I would like you to print all the records below exactly as they are.

## DATA FOR THE TASK
•••••

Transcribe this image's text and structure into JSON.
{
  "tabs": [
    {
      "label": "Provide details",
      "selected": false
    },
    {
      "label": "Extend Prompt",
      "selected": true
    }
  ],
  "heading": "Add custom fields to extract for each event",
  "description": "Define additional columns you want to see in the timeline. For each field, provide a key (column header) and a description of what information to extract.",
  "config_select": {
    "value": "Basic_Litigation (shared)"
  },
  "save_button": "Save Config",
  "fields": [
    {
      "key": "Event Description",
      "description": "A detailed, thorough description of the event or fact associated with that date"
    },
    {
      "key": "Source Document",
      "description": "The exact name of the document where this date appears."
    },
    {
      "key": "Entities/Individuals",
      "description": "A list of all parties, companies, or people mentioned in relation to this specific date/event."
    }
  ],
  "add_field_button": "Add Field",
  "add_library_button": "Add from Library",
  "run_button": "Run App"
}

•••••

## WRITTEN RESPONSE
Transcribe this image's text and structure into JSON.
{
  "tabs": [
    {
      "label": "Provide details",
      "selected": false
    },
    {
      "label": "Extend Prompt",
      "selected": true
    }
  ],
  "heading": "Add custom fields to extract for each event",
  "description": "Define additional columns you want to see in the timeline. For each field, provide a key (column header) and a description of what information to extract.",
  "config_select": {
    "value": "Basic_Litigation (shared)"
  },
  "save_button": "Save Config",
  "fields": [
    {
      "key": "Event Description",
      "description": "A detailed, thorough description of the event or fact associated with that date"
    },
    {
      "key": "Source Document",
      "description": "The exact name of the document where this date appears."
    },
    {
      "key": "Entities/Individuals",
      "description": "A list of all parties, companies, or people mentioned in relation to this specific date/event."
    }
  ],
  "add_field_button": "Add Field",
  "add_library_button": "Add from Library",
  "run_button": "Run App"
}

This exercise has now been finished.